According to the Centers for Disease Control and Prevention, the BA.2 version of omicron is the dominant variant in the U.S., accounting for 73% of COIVD cases in New England.
BA.2 is dubbed the "stealth" omicron variant because it can be harder to track. It accounts for about half the new infections across the country.
“There is no extra cause for concern with this new subvariant at the moment,” former Rhode Island health director Dr. Michael Fine said. "Predictions I've seen suggest we may see an uptick in cases of about 12% over the next couple of weeks."
The omicron variant can be harder to track and is believed to be much more transmissible but no more severe than the omicron variant that emerged in November.
“We might have a new wave of infections and new surge and it's concerning because we could see more people getting hospitalized again,” Dr. Karen Tashima, director of clinical trials at The Miriam Hospital, said.
Rhode Island’s positivity rate and new hospital admissions are trending downward.
The Department of Health said in the middle of March, the subvariant accounted for about 20% of new cases.
Tashima, an infectious disease doctor, said she believes that number is now higher.
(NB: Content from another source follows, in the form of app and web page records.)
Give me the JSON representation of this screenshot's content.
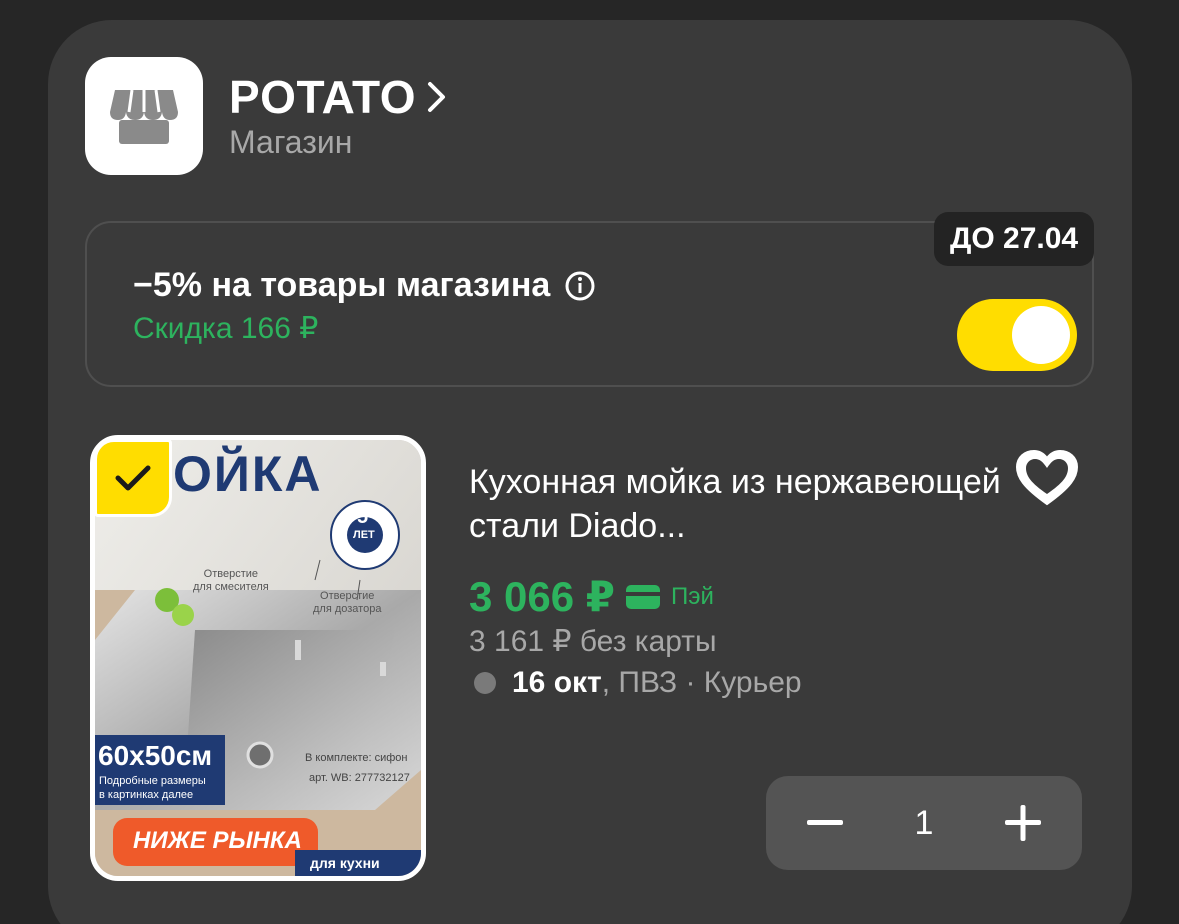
{
  "store": {
    "name": "POTATO",
    "type": "Магазин"
  },
  "promo": {
    "title": "−5% на товары магазина",
    "discount": "Скидка 166 ₽",
    "deadline": "ДО 27.04",
    "enabled": true
  },
  "product": {
    "title": "Кухонная мойка из нержавеющей стали Diado...",
    "price": "3 066 ₽",
    "pay_label": "Пэй",
    "price_no_card": "3 161 ₽  без карты",
    "delivery_date": "16 окт",
    "delivery_methods": ", ПВЗ · Курьер",
    "selected": true,
    "quantity": "1",
    "image": {
      "headline": "ОЙКА",
      "warranty_top": "5",
      "warranty_bottom": "ЛЕТ",
      "hole_mixer": "Отверстие\nдля смесителя",
      "hole_dispenser": "Отверстие\nдля дозатора",
      "size": "60x50см",
      "size_note": "Подробные размеры\nв картинках далее",
      "kit": "В комплекте: сифон",
      "article": "арт. WB: 277732127",
      "badge": "НИЖЕ РЫНКА",
      "footer": "для кухни"
    }
  },
  "colors": {
    "accent_yellow": "#ffdd00",
    "green": "#2db35e",
    "card_bg": "#3a3a3a",
    "page_bg": "#262626"
  },
  "icons": {
    "store": "store-awning-icon",
    "chevron": "chevron-right-icon",
    "info": "info-icon",
    "favorite": "heart-icon",
    "check": "checkmark-icon",
    "pay": "card-icon",
    "minus": "minus-icon",
    "plus": "plus-icon"
  }
}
"We think it's probably at least 50% of the strains that that are being seen in Rhode Island," she said.
Exact numbers can be hard to determine because people who are tested at a state-run site or with an at-home kit, their results don’t indicate which strain of the virus is present.
“It has to be sent off for DNA analysis and that only happens with a small subset of positive cases," Fine said. "It's important for public health folks to know. I don't think it matters much for most people."
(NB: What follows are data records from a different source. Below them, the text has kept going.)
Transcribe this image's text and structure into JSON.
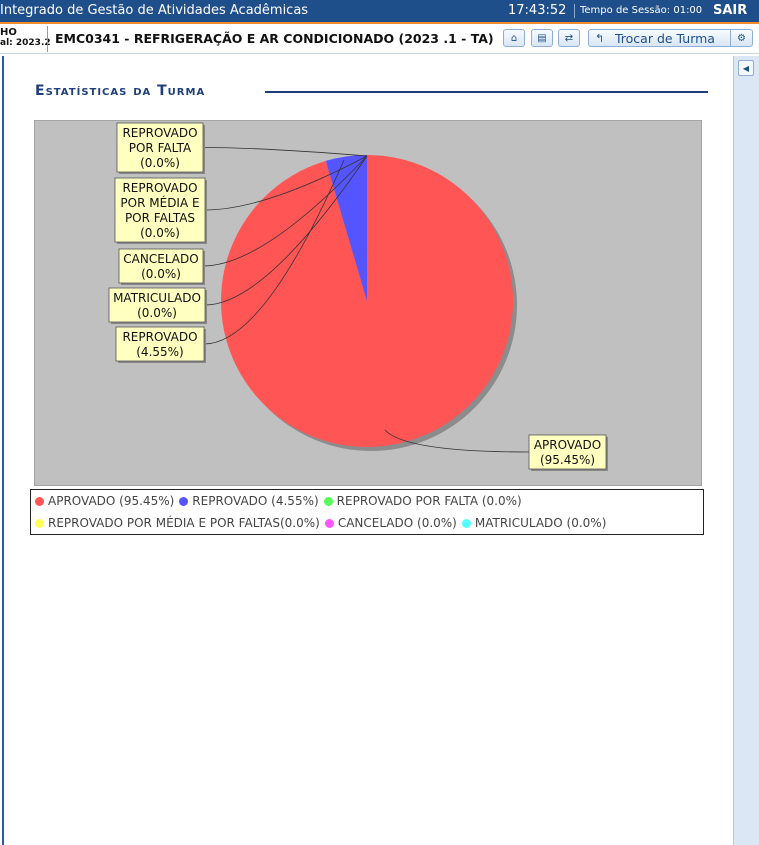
{
  "topbar": {
    "system_title": "Integrado de Gestão de Atividades Acadêmicas",
    "clock": "17:43:52",
    "session_label": "Tempo de Sessão: 01:00",
    "logout": "SAIR"
  },
  "subbar": {
    "user_line1": "HO",
    "user_line2": "al: 2023.2",
    "course": "EMC0341 - REFRIGERAÇÃO E AR CONDICIONADO (2023 .1 - TA)",
    "switch_class": "Trocar de Turma",
    "icons": [
      "home-icon",
      "print-icon",
      "swap-icon",
      "gear-icon"
    ]
  },
  "page": {
    "section_title": "Estatísticas da Turma"
  },
  "chart_data": {
    "type": "pie",
    "labels": [
      "APROVADO",
      "REPROVADO",
      "REPROVADO POR FALTA",
      "REPROVADO POR MÉDIA E POR FALTAS",
      "CANCELADO",
      "MATRICULADO"
    ],
    "values": [
      95.45,
      4.55,
      0.0,
      0.0,
      0.0,
      0.0
    ],
    "colors": [
      "#ff5555",
      "#5555ff",
      "#55ff55",
      "#ffff55",
      "#ff55ff",
      "#55ffff"
    ],
    "callouts": [
      {
        "lines": [
          "APROVADO",
          "(95.45%)"
        ]
      },
      {
        "lines": [
          "REPROVADO",
          "(4.55%)"
        ]
      },
      {
        "lines": [
          "REPROVADO",
          "POR FALTA",
          "(0.0%)"
        ]
      },
      {
        "lines": [
          "REPROVADO",
          "POR MÉDIA E",
          "POR FALTAS",
          "(0.0%)"
        ]
      },
      {
        "lines": [
          "CANCELADO",
          "(0.0%)"
        ]
      },
      {
        "lines": [
          "MATRICULADO",
          "(0.0%)"
        ]
      }
    ],
    "legend": [
      "APROVADO (95.45%)",
      "REPROVADO (4.55%)",
      "REPROVADO POR FALTA (0.0%)",
      "REPROVADO POR MÉDIA E POR FALTAS(0.0%)",
      "CANCELADO (0.0%)",
      "MATRICULADO (0.0%)"
    ],
    "plot_background": "#c0c0c0"
  }
}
The Rhode Island Department of Health said: "The most important measure that someone can take at this point is being up to date with their COVID-19 vaccinations. That means being boosted if you are eligible for a booster dose. There are booster doses available in every community throughout Rhode Island. Getting booster significantly decreases the chances that you will be hospitalized because of COVID-19."